━━━ Record set ━━━
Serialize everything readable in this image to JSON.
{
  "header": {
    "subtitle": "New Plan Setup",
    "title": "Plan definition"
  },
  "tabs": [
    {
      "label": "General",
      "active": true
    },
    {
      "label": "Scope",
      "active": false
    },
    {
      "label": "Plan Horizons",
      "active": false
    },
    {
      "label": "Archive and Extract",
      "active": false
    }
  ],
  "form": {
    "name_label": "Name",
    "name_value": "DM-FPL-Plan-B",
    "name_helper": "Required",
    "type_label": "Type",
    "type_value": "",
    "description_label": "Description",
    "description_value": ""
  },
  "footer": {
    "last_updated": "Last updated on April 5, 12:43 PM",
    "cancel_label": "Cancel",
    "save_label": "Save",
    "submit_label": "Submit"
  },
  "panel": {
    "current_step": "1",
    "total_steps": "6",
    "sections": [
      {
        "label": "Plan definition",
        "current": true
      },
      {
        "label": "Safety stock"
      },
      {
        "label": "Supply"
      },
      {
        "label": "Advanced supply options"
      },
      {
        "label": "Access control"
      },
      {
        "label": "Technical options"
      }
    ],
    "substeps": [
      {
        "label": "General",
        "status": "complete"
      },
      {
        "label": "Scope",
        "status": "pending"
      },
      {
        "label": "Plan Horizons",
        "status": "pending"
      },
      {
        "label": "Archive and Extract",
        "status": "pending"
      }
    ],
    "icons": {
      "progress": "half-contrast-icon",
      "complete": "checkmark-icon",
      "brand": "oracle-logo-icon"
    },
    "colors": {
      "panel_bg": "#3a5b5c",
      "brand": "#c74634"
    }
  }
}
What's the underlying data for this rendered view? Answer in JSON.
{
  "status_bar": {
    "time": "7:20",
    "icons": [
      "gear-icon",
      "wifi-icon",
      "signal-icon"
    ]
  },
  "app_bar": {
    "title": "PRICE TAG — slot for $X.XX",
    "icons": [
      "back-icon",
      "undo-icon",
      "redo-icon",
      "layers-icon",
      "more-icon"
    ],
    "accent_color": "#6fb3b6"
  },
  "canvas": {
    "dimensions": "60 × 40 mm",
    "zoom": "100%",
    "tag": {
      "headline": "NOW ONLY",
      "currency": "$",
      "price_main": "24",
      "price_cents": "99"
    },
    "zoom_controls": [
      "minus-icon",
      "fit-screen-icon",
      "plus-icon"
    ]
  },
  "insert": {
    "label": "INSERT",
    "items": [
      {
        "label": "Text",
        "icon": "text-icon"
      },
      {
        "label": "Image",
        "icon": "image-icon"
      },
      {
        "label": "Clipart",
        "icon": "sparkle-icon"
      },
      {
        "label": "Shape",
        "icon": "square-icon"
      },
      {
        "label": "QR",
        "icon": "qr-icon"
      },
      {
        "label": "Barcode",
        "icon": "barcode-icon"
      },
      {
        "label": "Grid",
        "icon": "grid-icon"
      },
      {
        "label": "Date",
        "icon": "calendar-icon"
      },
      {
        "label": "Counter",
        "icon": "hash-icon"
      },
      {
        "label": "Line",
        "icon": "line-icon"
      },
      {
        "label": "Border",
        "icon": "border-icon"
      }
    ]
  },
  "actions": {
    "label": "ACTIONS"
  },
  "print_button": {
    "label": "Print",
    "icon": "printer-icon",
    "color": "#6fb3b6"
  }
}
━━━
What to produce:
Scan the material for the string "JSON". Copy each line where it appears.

Result of the exercise:
Serialize everything readable in this image to JSON.
What's the underlying data for this rendered view? Answer in JSON.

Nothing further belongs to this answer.